Here’s a more immediately personal post than I often write.
I’ve just lost one of my best friends, and I thought it would be appropriate to share here at Spiritual Friendship the remembrance I wrote of him. It’s been posted over at Books & Culture, and you can read the whole thing there. For now, an excerpt:
When I stepped off the train in Oxford, Chris was standing there in the station waiting for me, his face breaking into its characteristic goofy grin when I landed on the platform, but he didn’t stay still longer than it took to give me a tight hug. He pivoted as soon as he released my shoulders, grabbed one of my bags, and sped toward the rental car. We were already late for the adventure he had planned. We were going to drive from Oxford to the little village of Wolvey in Warwickshire, roughly 115 kilometers away, to look for a tombstone.
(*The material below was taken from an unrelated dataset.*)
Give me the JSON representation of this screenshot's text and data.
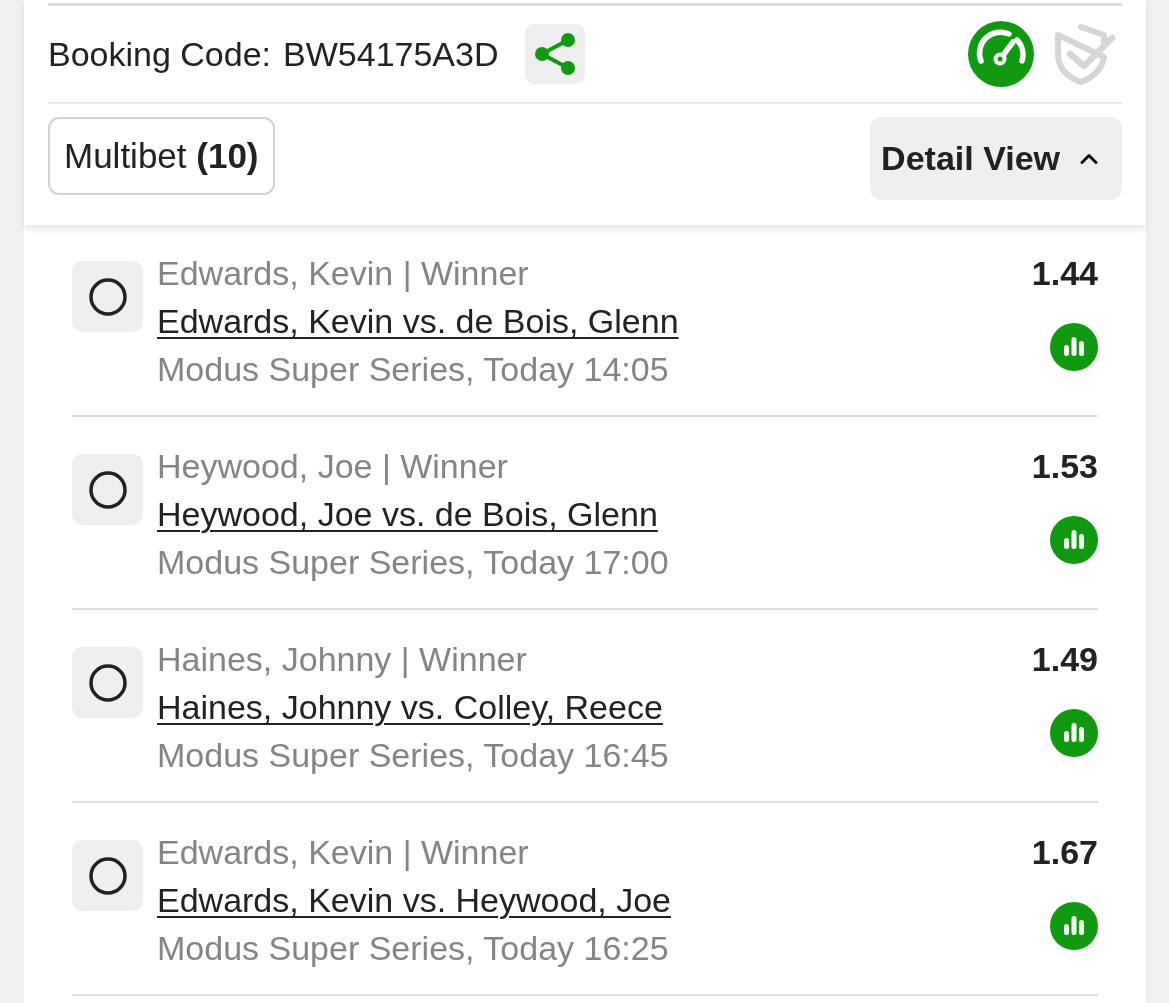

When Chris was growing up in Oregon, his family employed an Englishman named William Alcott Bailey as a part time gardener and handyman. Chris learned the value of hard work, he said, from Bailey. He learned how to work with his hands and see a yard project through to its finish, but, even more, he learned how to take ownership and pride in his work. He learned those things, specifically, from Bailey. And now, in between his other responsibilities in the UK, lecturing and researching for a new edition of one of C. S. Lewis’ books, he wanted to go looking for Bailey’s grave, as a way of paying tribute to someone that, in retrospect, he viewed as essential to the arc of his childhood. He knew Bailey had spent his childhood in Wolvey, but that was about it. Whatever leads he had had petered out there. We’d just have to look for the tombstone, assuming that Bailey would have wanted to be buried where he grew up.
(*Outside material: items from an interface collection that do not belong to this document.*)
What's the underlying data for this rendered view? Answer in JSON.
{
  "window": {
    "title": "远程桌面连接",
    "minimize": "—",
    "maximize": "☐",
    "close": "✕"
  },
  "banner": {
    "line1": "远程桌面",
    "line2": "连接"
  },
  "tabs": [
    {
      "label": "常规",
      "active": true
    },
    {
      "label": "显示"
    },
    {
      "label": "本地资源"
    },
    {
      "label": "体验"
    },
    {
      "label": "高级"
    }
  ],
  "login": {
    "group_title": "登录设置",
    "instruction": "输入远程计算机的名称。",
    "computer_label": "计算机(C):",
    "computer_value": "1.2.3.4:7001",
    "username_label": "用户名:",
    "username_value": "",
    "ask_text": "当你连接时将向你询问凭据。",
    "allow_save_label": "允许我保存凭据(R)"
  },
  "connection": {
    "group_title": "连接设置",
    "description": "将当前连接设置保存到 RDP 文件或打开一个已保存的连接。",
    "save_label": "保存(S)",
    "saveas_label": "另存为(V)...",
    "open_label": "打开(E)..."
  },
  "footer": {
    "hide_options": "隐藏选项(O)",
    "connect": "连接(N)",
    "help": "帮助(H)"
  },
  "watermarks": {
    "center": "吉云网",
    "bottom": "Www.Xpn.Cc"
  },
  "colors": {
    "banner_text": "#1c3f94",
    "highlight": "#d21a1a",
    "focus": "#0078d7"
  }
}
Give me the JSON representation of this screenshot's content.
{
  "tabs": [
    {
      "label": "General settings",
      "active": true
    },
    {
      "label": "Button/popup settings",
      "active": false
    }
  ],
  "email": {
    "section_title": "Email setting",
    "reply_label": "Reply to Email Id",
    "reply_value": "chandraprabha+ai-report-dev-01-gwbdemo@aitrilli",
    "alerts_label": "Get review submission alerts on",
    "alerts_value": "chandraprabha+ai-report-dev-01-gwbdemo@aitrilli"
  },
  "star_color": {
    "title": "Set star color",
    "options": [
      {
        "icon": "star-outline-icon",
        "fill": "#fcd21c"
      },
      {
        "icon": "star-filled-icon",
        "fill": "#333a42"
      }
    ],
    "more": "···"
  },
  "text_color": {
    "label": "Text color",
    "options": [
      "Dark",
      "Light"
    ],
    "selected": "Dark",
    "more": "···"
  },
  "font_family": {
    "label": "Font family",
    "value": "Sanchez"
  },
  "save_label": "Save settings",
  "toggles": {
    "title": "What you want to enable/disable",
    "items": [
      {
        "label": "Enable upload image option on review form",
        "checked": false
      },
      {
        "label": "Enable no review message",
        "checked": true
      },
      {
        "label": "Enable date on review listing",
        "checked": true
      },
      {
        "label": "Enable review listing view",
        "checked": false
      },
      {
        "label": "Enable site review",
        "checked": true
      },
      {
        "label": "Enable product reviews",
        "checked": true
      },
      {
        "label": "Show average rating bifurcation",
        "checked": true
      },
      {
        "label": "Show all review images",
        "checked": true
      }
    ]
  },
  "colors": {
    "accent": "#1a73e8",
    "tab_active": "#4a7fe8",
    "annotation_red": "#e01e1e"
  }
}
I wish I could capture the simultaneity of Chris’ fiercely serious fixation on this task and his boyish, smiling enthusiasm for being on a quest. It wasn’t unusual for him—that combination of zeal and playfulness is what had made me want to be friends with him from the beginning—but it was what made Chris unique. And I wasn’t the only one who loved him for it, but, nonetheless, I treasured the feeling that this particular glimpse into it was mine. This was a special trip for just the two of us, a way for me to learn more about my friend’s upbringing and to delight in what made him happy.
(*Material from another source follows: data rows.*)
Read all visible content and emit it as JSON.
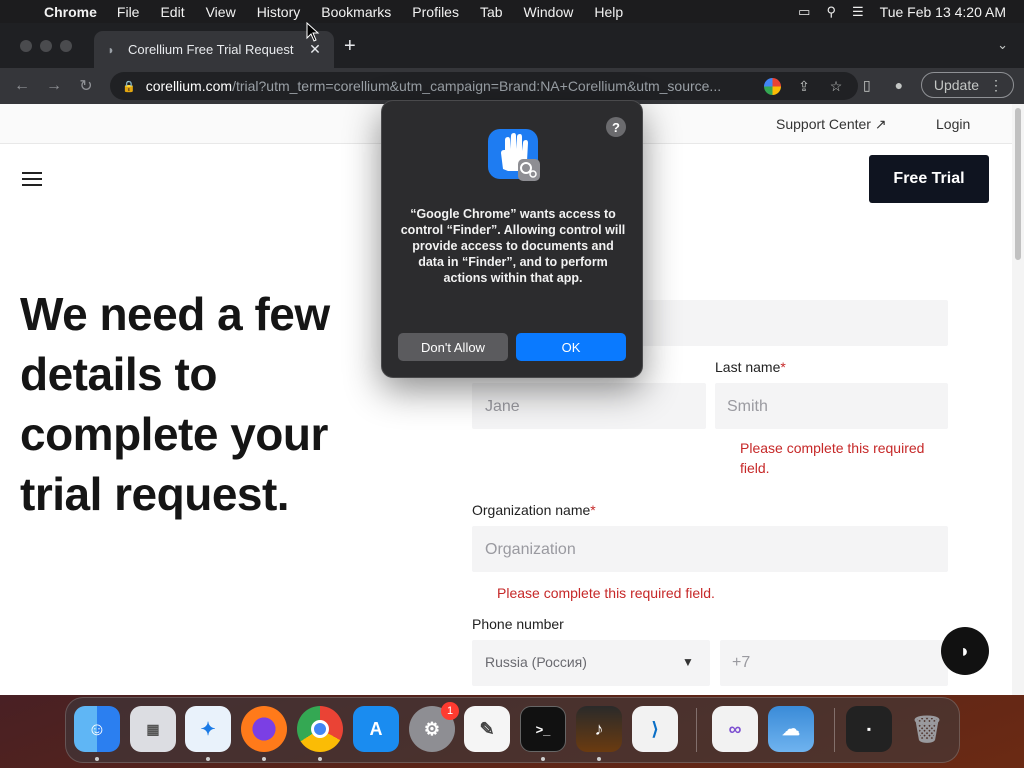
{
  "menubar": {
    "app_name": "Chrome",
    "items": [
      "File",
      "Edit",
      "View",
      "History",
      "Bookmarks",
      "Profiles",
      "Tab",
      "Window",
      "Help"
    ],
    "clock": "Tue Feb 13  4:20 AM"
  },
  "browser": {
    "tab_title": "Corellium Free Trial Request",
    "url_host": "corellium.com",
    "url_path": "/trial?utm_term=corellium&utm_campaign=Brand:NA+Corellium&utm_source...",
    "update_label": "Update"
  },
  "page": {
    "support_center": "Support Center",
    "login": "Login",
    "free_trial": "Free Trial",
    "headline": "We need a few details to complete your trial request.",
    "last_name_label": "Last name",
    "required_mark": "*",
    "first_name_placeholder": "Jane",
    "last_name_placeholder": "Smith",
    "last_name_error": "Please complete this required field.",
    "org_label": "Organization name",
    "org_placeholder": "Organization",
    "org_error": "Please complete this required field.",
    "phone_label": "Phone number",
    "country_selected": "Russia (Россия)",
    "phone_prefix": "+7"
  },
  "dialog": {
    "message": "“Google Chrome” wants access to control “Finder”. Allowing control will provide access to documents and data in “Finder”, and to perform actions within that app.",
    "help": "?",
    "dont_allow": "Don't Allow",
    "ok": "OK",
    "icon": "hand-stop-gear-icon"
  },
  "dock": {
    "apps": [
      "Finder",
      "Launchpad",
      "Safari",
      "Firefox",
      "Chrome",
      "App Store",
      "System Settings",
      "TextEdit",
      "Terminal",
      "GarageBand",
      "VS Code",
      "Visual Studio",
      "Weather",
      "Screenshot",
      "Trash"
    ],
    "settings_badge": "1"
  },
  "colors": {
    "accent_blue": "#0a7aff",
    "error_red": "#c62828",
    "cta_dark": "#0f1420"
  }
}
We never found William Alcott Bailey’s grave. We traipsed around the overgrown C of E parish cemetery, uncovering some Baileys that Chris was convinced were his Bailey’s relations, but as far as we could tell, there was no “William Alcott.” Undeterred, we went to the pub anyway to toast him. At the Blue Pig just down the road—I still remember sitting across from Chris at our table by the window, with the glint of summer evening sun caught in our pint glasses—we hoisted our ales “to William Alcott Bailey and his good memory.” Afterwards, we lit pipes and walked the length of the empty fields behind the pub and talked. The conversation was vigorous, spirited, meandering, as it always was with Chris, with both of us talking over each other at various junctures, stalled only by moments of concentration for an occasional relight.
Chris later said that trip to Wolvey cemented our friendship. I inwardly beamed whenever I heard him tell the story—as I did many times in the intervening years—to others.
Chris was for many years the director of The Marion E. Wade Center at Wheaton College and he was for the past year professor of theology at the Torrey Honors Institute at Biola University. He died last Thursday evening, July 10. He was an exemplary scholar, teacher, mentor, and friend to many. But more than that, he was a Christian who believed in the hope of the resurrection. May he rest in peace and rise in glory.